During the first part of the race Ted looked like winning. His velocity was volcanic, which was not surprising, since he imagined he was being pursued by Death itself. Then his pursuer gained ground, and gradually the gap between them shortened. It was the sound of the footsteps close behind him that finally brought him to and inspired his last frenzied spurt. He spurted into the widespread arms of a new enemy, who loomed abruptly ahead. He found himself flattened against a massive chest. His pursuer, shooting into his back, completed the sandwich.

“What’s all this?” demanded the owner of the massive chest.

The speaker was a constable. Ted’s luck was dead out.

“A spoon collector, I imagine,” panted the pursuer. “I chased him when I saw him leaving a house in rather a hurry.”

“’Urry? My Gawd!” choked Ted.

“Perhaps hurry is not the right word,” admitted the pursuer. “He left the house as if he had been fired out of it from a cannon.”

“Oh, did he?” said the constable. “What house?”

“Some way back along the road. I just came off my boat in time for the fun—hey! Watch him!”

For the victim had begun to screech with laughter. That word “fun” had crashed into his solar plexus.

Reviews of

Seven Dead: A British Library Crime Classic

“Originally published in 1939, this reissue in the British Library Crime Classics series from Farjeon (1883-1955) is a standout, with a particularly horrifying opening.”
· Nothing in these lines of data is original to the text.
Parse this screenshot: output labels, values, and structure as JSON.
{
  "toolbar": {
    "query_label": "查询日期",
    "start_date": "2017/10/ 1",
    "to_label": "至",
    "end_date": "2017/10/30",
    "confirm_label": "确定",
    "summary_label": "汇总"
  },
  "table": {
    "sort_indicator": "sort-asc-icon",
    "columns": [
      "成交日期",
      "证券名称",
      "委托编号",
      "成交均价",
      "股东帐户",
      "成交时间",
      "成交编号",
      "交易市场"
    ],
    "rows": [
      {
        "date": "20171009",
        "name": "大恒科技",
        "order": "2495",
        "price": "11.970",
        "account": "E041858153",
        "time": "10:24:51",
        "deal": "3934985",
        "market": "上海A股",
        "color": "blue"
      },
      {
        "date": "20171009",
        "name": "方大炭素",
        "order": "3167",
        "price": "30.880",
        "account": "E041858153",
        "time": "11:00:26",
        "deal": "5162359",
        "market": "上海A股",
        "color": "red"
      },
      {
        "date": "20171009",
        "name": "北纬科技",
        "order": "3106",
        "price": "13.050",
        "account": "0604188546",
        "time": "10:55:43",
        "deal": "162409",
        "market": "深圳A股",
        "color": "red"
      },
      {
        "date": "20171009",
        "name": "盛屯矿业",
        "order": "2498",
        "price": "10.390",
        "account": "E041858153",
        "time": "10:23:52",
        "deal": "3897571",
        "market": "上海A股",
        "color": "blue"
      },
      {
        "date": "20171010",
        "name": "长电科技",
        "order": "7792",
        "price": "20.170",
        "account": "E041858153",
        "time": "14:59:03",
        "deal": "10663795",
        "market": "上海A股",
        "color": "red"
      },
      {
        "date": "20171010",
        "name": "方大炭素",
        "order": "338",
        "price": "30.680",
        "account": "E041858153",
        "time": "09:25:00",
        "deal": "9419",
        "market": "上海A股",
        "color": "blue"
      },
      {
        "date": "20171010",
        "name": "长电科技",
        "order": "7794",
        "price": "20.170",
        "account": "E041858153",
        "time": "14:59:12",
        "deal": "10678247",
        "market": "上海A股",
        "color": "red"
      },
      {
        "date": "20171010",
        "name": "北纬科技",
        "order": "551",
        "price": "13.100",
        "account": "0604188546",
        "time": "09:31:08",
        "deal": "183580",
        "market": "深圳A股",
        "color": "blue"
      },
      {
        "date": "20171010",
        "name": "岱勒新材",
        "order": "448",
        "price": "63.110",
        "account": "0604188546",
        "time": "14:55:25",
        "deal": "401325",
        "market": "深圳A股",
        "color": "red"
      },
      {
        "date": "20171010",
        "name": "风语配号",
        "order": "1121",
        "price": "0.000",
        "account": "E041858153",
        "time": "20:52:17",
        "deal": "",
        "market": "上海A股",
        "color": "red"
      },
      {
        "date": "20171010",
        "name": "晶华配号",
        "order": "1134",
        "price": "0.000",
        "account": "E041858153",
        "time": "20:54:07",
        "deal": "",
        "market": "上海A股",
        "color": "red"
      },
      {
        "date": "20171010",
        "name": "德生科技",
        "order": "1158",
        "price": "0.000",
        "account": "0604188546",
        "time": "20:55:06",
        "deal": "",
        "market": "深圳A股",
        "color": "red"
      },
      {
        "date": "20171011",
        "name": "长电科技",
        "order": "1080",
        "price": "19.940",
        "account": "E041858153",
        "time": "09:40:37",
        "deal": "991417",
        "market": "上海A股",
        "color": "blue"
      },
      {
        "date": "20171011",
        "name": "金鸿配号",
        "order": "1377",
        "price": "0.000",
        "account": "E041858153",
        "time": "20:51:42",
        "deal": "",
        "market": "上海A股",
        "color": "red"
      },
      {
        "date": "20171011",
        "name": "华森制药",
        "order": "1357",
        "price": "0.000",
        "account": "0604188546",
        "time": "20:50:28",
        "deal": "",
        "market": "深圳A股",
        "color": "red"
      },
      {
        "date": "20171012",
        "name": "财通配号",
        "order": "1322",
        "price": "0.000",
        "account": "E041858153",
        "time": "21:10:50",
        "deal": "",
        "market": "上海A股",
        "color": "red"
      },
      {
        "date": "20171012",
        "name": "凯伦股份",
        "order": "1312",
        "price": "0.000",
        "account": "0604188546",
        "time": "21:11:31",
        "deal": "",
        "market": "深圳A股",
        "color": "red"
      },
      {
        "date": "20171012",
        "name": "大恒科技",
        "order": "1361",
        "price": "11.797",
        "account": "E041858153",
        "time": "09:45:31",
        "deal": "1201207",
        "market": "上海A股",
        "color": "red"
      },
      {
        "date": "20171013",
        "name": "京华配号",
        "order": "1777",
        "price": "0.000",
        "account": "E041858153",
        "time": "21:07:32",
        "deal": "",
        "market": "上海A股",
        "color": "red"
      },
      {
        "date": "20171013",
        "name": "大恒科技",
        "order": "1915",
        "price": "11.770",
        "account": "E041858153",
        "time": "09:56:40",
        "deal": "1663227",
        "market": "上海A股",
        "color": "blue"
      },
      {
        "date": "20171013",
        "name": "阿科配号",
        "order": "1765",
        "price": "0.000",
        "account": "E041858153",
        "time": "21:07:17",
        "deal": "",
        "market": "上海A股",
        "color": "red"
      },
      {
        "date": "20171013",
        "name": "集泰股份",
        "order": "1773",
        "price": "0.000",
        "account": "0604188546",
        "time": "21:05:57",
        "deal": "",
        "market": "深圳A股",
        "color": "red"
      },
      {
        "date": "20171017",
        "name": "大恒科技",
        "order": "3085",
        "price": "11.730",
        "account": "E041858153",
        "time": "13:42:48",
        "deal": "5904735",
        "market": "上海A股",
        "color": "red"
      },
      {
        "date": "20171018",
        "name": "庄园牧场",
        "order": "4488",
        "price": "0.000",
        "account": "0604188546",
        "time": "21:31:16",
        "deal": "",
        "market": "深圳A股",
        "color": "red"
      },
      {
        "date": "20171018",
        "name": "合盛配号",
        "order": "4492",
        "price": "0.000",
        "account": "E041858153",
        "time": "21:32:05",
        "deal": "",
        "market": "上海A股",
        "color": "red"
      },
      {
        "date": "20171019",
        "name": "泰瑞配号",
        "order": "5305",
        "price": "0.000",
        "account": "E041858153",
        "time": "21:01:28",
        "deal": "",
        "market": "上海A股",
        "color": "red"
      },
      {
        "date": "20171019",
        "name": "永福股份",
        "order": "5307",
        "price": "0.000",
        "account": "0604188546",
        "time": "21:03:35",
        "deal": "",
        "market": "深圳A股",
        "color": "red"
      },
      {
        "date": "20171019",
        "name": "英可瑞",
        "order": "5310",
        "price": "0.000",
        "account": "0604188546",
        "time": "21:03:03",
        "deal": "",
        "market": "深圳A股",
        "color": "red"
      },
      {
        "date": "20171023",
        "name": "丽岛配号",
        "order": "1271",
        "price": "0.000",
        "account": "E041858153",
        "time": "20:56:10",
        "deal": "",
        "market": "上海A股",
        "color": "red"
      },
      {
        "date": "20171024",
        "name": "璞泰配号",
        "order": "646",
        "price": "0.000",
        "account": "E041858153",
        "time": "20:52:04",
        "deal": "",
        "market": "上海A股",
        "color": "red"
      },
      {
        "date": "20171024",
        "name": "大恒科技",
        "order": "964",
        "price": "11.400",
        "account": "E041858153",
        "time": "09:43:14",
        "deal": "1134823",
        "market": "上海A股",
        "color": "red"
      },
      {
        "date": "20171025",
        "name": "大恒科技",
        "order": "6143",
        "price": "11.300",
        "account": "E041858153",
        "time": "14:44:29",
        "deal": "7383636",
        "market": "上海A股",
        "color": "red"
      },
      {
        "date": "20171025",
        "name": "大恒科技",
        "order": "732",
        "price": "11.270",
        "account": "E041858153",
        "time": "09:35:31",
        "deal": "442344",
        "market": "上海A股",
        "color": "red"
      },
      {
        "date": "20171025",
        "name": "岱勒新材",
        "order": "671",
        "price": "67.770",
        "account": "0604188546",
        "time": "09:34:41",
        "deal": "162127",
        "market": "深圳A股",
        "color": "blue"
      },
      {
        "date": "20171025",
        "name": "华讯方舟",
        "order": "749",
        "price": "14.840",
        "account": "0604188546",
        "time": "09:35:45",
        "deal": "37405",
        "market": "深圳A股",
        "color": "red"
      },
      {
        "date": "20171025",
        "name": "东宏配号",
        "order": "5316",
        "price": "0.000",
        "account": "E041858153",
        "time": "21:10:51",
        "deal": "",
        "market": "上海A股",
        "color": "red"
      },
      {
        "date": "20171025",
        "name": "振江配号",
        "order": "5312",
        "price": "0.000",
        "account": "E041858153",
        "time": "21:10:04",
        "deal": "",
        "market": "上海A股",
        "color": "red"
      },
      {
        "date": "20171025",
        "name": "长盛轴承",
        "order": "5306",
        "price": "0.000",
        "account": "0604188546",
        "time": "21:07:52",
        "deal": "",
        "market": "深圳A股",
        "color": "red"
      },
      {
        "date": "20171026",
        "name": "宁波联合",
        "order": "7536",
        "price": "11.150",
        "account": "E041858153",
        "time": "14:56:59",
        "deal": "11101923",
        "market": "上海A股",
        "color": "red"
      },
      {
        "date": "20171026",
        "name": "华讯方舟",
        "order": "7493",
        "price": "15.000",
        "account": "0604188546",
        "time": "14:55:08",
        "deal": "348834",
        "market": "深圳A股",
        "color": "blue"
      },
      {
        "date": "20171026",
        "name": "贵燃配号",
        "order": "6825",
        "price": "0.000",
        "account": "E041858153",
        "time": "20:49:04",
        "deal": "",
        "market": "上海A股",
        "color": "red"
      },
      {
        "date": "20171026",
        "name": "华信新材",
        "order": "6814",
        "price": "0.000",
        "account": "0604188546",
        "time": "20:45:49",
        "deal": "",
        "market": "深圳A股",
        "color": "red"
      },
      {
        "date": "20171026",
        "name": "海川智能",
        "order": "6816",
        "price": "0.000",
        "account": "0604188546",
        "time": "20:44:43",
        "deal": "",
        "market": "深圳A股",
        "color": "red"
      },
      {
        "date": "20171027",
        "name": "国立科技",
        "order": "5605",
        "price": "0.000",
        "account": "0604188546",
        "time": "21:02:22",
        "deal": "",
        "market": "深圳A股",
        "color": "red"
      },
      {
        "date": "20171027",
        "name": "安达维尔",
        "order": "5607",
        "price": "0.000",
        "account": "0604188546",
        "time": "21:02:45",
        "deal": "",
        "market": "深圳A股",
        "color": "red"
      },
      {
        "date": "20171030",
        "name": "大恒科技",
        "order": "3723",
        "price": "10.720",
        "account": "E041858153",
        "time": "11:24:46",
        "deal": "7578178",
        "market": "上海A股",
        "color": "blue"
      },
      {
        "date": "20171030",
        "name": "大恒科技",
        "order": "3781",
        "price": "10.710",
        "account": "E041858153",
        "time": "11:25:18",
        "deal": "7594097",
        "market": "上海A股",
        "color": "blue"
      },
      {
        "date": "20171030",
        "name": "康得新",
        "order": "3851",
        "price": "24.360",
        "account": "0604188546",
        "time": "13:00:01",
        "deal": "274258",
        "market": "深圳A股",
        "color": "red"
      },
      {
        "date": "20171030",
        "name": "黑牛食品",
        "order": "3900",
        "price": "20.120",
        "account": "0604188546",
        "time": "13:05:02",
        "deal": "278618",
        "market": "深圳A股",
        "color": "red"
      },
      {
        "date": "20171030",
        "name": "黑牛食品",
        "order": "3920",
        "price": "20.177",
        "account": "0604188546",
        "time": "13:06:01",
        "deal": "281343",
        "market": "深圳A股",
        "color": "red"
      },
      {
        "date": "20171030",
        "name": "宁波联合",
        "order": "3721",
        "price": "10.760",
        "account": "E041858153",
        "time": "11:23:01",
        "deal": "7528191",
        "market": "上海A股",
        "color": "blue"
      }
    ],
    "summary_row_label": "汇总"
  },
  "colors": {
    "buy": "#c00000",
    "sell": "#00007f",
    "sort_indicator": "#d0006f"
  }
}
Publishers Weekly (starred review)

“Farjeon’s gift for striking hooks (Mystery in White, 2016, etc.) reaches a perverse pinnacle in this reprint from 1939 by the British Library of Crime Classics.”

Kirkus Reviews

“This is a satisfyingly strange locked-room (and nailed-shutters) thriller by golden-age-of-crime-fiction master Farjeon, about whom Dorothy L. Sayers wrote: ‘Jefferson Farjeon is quite unsurpassed for creepy skill in mysterious adventures.’…This 1939 puzzler is a worthy addition to the British Library Crime Classics series.”